* _Work item_
Reproduce each entry below in full, exactly as it was given.

* _Exercise data_

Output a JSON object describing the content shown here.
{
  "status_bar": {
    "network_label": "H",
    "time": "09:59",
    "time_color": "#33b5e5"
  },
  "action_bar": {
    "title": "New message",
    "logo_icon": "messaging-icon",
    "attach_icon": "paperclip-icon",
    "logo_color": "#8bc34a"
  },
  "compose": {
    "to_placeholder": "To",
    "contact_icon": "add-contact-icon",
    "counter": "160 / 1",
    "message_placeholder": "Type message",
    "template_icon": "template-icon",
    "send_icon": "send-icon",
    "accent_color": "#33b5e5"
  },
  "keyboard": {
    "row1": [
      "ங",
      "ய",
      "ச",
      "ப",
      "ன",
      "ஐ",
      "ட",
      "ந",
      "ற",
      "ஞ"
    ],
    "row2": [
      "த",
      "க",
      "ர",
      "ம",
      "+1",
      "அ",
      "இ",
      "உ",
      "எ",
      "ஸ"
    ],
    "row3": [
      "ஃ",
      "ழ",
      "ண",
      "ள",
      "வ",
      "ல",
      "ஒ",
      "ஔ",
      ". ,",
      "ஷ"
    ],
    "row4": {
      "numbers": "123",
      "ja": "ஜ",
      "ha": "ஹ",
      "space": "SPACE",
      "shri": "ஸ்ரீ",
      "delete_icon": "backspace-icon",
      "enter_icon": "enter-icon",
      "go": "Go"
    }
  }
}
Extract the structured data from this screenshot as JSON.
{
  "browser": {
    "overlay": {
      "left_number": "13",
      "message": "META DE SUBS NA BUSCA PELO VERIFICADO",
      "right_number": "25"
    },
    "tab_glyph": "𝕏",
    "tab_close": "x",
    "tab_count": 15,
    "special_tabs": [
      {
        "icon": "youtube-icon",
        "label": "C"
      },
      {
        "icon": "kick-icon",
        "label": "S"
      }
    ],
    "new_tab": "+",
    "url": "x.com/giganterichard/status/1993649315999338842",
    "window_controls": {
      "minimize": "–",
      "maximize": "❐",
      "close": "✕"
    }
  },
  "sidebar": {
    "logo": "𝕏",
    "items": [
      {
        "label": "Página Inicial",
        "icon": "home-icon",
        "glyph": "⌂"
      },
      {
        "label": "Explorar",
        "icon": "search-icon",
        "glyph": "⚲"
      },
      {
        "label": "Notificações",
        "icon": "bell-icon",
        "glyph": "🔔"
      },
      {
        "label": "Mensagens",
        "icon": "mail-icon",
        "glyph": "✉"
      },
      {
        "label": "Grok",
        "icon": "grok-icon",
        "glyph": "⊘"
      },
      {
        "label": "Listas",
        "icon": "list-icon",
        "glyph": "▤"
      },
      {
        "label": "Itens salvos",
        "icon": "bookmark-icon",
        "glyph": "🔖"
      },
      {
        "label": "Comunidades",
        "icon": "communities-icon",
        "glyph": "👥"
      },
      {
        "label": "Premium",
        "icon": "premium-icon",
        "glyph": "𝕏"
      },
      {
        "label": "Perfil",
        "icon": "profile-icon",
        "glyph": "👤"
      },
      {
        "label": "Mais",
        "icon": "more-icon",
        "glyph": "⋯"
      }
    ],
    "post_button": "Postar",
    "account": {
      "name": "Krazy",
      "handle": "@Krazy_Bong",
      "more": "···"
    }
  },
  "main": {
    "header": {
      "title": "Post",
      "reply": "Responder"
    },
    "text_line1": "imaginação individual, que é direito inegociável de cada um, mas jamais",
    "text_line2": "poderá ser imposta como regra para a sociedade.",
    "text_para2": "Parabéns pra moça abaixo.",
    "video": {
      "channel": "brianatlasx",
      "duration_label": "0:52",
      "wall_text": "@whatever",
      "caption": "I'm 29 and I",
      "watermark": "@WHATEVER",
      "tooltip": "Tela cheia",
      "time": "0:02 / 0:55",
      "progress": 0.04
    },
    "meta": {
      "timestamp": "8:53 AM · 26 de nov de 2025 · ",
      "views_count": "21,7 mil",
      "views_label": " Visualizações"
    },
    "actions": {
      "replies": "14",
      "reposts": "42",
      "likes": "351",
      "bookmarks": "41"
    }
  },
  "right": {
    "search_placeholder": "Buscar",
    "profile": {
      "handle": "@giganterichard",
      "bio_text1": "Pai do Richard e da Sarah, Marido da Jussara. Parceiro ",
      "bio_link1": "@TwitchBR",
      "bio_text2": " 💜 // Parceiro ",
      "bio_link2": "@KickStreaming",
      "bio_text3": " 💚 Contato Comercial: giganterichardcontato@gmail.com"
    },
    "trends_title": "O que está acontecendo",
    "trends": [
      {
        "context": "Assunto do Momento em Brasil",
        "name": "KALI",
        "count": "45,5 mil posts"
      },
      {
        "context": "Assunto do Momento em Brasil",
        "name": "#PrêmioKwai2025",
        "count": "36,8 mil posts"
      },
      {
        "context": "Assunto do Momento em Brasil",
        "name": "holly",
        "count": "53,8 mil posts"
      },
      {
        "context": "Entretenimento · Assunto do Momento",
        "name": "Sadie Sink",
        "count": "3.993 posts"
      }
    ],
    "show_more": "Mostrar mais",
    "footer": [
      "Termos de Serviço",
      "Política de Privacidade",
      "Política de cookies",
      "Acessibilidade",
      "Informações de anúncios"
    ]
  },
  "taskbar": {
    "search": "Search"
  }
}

* _Exercise answer_
Output a JSON object describing the content shown here.
{
  "status_bar": {
    "network_label": "H",
    "time": "09:59",
    "time_color": "#33b5e5"
  },
  "action_bar": {
    "title": "New message",
    "logo_icon": "messaging-icon",
    "attach_icon": "paperclip-icon",
    "logo_color": "#8bc34a"
  },
  "compose": {
    "to_placeholder": "To",
    "contact_icon": "add-contact-icon",
    "counter": "160 / 1",
    "message_placeholder": "Type message",
    "template_icon": "template-icon",
    "send_icon": "send-icon",
    "accent_color": "#33b5e5"
  },
  "keyboard": {
    "row1": [
      "ங",
      "ய",
      "ச",
      "ப",
      "ன",
      "ஐ",
      "ட",
      "ந",
      "ற",
      "ஞ"
    ],
    "row2": [
      "த",
      "க",
      "ர",
      "ம",
      "+1",
      "அ",
      "இ",
      "உ",
      "எ",
      "ஸ"
    ],
    "row3": [
      "ஃ",
      "ழ",
      "ண",
      "ள",
      "வ",
      "ல",
      "ஒ",
      "ஔ",
      ". ,",
      "ஷ"
    ],
    "row4": {
      "numbers": "123",
      "ja": "ஜ",
      "ha": "ஹ",
      "space": "SPACE",
      "shri": "ஸ்ரீ",
      "delete_icon": "backspace-icon",
      "enter_icon": "enter-icon",
      "go": "Go"
    }
  }
}
Extract the structured data from this screenshot as JSON.
{
  "browser": {
    "overlay": {
      "left_number": "13",
      "message": "META DE SUBS NA BUSCA PELO VERIFICADO",
      "right_number": "25"
    },
    "tab_glyph": "𝕏",
    "tab_close": "x",
    "tab_count": 15,
    "special_tabs": [
      {
        "icon": "youtube-icon",
        "label": "C"
      },
      {
        "icon": "kick-icon",
        "label": "S"
      }
    ],
    "new_tab": "+",
    "url": "x.com/giganterichard/status/1993649315999338842",
    "window_controls": {
      "minimize": "–",
      "maximize": "❐",
      "close": "✕"
    }
  },
  "sidebar": {
    "logo": "𝕏",
    "items": [
      {
        "label": "Página Inicial",
        "icon": "home-icon",
        "glyph": "⌂"
      },
      {
        "label": "Explorar",
        "icon": "search-icon",
        "glyph": "⚲"
      },
      {
        "label": "Notificações",
        "icon": "bell-icon",
        "glyph": "🔔"
      },
      {
        "label": "Mensagens",
        "icon": "mail-icon",
        "glyph": "✉"
      },
      {
        "label": "Grok",
        "icon": "grok-icon",
        "glyph": "⊘"
      },
      {
        "label": "Listas",
        "icon": "list-icon",
        "glyph": "▤"
      },
      {
        "label": "Itens salvos",
        "icon": "bookmark-icon",
        "glyph": "🔖"
      },
      {
        "label": "Comunidades",
        "icon": "communities-icon",
        "glyph": "👥"
      },
      {
        "label": "Premium",
        "icon": "premium-icon",
        "glyph": "𝕏"
      },
      {
        "label": "Perfil",
        "icon": "profile-icon",
        "glyph": "👤"
      },
      {
        "label": "Mais",
        "icon": "more-icon",
        "glyph": "⋯"
      }
    ],
    "post_button": "Postar",
    "account": {
      "name": "Krazy",
      "handle": "@Krazy_Bong",
      "more": "···"
    }
  },
  "main": {
    "header": {
      "title": "Post",
      "reply": "Responder"
    },
    "text_line1": "imaginação individual, que é direito inegociável de cada um, mas jamais",
    "text_line2": "poderá ser imposta como regra para a sociedade.",
    "text_para2": "Parabéns pra moça abaixo.",
    "video": {
      "channel": "brianatlasx",
      "duration_label": "0:52",
      "wall_text": "@whatever",
      "caption": "I'm 29 and I",
      "watermark": "@WHATEVER",
      "tooltip": "Tela cheia",
      "time": "0:02 / 0:55",
      "progress": 0.04
    },
    "meta": {
      "timestamp": "8:53 AM · 26 de nov de 2025 · ",
      "views_count": "21,7 mil",
      "views_label": " Visualizações"
    },
    "actions": {
      "replies": "14",
      "reposts": "42",
      "likes": "351",
      "bookmarks": "41"
    }
  },
  "right": {
    "search_placeholder": "Buscar",
    "profile": {
      "handle": "@giganterichard",
      "bio_text1": "Pai do Richard e da Sarah, Marido da Jussara. Parceiro ",
      "bio_link1": "@TwitchBR",
      "bio_text2": " 💜 // Parceiro ",
      "bio_link2": "@KickStreaming",
      "bio_text3": " 💚 Contato Comercial: giganterichardcontato@gmail.com"
    },
    "trends_title": "O que está acontecendo",
    "trends": [
      {
        "context": "Assunto do Momento em Brasil",
        "name": "KALI",
        "count": "45,5 mil posts"
      },
      {
        "context": "Assunto do Momento em Brasil",
        "name": "#PrêmioKwai2025",
        "count": "36,8 mil posts"
      },
      {
        "context": "Assunto do Momento em Brasil",
        "name": "holly",
        "count": "53,8 mil posts"
      },
      {
        "context": "Entretenimento · Assunto do Momento",
        "name": "Sadie Sink",
        "count": "3.993 posts"
      }
    ],
    "show_more": "Mostrar mais",
    "footer": [
      "Termos de Serviço",
      "Política de Privacidade",
      "Política de cookies",
      "Acessibilidade",
      "Informações de anúncios"
    ]
  },
  "taskbar": {
    "search": "Search"
  }
}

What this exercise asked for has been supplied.